## GOAL OF THE EXERCISE
For every line in the records below that contains the word "此板整板板边都没有避铜", add one to a count, and report only that count.
##### RECORDED DATA #####
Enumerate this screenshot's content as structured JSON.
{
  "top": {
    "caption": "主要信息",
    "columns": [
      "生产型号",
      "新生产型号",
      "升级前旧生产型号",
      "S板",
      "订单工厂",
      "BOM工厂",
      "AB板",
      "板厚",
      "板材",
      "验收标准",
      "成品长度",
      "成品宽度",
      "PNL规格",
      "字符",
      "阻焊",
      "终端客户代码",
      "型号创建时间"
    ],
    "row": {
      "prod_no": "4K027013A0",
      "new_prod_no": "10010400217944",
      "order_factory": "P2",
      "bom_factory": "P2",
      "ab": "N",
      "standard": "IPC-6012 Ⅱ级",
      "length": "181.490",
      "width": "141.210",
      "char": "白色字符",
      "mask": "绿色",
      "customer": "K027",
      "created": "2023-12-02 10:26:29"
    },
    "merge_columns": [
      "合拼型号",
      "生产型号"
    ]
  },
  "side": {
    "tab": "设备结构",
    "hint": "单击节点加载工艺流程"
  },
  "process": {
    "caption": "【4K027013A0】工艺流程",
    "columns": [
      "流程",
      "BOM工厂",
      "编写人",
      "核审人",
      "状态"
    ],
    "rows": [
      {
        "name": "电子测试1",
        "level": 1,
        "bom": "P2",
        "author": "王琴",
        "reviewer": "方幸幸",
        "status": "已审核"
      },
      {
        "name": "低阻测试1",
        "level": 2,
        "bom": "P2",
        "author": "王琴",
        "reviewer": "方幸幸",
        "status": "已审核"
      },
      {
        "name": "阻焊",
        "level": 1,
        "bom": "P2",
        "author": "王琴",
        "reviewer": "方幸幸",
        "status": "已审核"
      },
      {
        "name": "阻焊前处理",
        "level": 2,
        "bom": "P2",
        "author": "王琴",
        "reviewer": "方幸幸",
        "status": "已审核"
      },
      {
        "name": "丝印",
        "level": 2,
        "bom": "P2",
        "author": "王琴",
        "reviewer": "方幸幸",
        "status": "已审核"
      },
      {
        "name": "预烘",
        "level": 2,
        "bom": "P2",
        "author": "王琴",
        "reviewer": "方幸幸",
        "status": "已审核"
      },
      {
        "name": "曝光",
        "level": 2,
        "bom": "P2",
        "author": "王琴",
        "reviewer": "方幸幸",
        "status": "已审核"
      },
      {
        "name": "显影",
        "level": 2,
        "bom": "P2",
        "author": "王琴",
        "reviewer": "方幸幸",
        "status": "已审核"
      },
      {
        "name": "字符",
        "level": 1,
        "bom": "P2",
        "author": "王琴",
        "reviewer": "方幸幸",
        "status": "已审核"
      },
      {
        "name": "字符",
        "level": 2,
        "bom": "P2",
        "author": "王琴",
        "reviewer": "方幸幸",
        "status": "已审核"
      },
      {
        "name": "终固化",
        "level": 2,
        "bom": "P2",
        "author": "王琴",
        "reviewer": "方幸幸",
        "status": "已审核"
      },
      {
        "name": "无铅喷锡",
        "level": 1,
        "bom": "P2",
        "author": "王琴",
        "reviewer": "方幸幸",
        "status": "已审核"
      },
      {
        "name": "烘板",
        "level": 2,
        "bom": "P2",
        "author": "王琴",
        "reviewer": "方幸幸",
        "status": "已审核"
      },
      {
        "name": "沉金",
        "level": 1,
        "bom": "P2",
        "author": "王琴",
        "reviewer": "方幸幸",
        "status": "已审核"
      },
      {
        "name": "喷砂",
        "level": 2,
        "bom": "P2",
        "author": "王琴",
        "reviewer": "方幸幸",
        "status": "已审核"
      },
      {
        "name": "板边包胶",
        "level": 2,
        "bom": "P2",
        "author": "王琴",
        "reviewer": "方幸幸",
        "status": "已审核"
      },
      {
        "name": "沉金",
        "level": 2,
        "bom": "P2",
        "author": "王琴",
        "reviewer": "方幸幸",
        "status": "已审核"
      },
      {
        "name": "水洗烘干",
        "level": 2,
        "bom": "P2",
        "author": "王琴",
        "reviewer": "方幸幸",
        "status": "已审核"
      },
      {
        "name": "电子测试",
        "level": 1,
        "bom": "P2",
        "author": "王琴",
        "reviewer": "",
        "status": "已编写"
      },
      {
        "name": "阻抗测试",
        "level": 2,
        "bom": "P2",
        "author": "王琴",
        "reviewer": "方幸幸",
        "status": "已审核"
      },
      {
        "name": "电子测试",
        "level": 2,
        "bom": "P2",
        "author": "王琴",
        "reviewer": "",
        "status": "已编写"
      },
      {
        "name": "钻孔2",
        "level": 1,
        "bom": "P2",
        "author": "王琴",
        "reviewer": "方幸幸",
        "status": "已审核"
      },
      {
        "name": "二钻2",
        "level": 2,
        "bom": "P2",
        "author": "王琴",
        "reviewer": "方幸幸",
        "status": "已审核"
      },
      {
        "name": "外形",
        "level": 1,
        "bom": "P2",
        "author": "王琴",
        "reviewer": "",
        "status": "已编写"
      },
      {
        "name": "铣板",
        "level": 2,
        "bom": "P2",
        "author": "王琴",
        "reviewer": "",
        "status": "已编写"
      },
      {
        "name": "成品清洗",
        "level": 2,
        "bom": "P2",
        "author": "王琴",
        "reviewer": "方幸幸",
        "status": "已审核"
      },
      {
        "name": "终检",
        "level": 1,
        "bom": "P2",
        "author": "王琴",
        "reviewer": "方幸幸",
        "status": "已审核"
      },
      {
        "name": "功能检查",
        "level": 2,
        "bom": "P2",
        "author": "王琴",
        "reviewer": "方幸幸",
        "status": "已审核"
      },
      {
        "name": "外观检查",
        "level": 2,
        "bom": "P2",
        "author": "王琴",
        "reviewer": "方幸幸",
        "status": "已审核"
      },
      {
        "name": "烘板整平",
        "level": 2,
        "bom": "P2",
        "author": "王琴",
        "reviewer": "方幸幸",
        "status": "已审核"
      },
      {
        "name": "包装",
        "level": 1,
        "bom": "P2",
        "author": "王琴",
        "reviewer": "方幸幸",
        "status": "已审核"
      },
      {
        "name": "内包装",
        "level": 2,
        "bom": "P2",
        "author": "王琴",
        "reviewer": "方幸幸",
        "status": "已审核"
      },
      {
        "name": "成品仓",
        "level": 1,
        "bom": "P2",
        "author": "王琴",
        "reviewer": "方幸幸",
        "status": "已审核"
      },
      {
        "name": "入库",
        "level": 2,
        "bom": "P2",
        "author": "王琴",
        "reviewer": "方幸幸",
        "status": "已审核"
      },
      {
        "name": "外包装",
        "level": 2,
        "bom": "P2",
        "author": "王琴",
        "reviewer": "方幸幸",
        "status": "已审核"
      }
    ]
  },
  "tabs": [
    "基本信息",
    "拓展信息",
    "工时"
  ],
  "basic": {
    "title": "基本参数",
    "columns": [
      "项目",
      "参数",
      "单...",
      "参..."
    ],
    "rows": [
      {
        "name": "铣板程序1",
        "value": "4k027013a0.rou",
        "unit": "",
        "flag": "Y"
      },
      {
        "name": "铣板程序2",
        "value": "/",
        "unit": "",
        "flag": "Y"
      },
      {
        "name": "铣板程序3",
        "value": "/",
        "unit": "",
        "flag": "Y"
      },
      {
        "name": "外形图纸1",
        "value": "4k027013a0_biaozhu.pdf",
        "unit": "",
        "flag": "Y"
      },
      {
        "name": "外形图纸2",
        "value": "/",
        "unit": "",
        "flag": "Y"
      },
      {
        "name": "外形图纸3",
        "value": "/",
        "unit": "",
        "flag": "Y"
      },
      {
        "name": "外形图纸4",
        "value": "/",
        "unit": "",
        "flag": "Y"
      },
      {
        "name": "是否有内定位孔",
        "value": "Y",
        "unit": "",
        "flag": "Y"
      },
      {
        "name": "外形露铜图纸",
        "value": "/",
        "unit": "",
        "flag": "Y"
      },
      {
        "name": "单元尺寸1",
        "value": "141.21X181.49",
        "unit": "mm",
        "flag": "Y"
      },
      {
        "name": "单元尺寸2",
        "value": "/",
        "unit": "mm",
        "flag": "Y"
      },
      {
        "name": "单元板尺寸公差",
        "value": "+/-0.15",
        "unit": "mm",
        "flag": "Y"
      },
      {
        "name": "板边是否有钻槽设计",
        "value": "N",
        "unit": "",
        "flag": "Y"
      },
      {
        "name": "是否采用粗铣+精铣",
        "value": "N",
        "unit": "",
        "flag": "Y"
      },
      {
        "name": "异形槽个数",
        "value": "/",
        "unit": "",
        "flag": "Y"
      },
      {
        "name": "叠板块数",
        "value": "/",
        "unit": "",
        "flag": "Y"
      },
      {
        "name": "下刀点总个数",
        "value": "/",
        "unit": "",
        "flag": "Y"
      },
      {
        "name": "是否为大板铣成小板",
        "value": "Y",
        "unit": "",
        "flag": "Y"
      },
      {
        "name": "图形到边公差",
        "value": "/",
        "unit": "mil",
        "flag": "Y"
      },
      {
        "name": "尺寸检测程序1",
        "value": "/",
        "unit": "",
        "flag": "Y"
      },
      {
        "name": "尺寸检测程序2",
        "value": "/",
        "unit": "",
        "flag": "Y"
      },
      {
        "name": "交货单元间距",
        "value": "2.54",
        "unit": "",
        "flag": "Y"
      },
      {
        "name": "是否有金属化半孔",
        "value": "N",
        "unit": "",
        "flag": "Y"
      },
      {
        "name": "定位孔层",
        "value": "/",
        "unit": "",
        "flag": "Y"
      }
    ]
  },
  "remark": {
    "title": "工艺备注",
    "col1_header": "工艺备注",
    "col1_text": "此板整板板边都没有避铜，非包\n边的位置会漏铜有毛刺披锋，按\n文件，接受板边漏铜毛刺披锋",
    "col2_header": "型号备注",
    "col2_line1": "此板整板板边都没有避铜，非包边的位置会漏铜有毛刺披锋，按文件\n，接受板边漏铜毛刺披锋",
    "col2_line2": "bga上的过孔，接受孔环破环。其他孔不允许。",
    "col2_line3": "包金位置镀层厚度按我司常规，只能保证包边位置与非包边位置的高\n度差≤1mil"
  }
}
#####
## THE ANSWER
2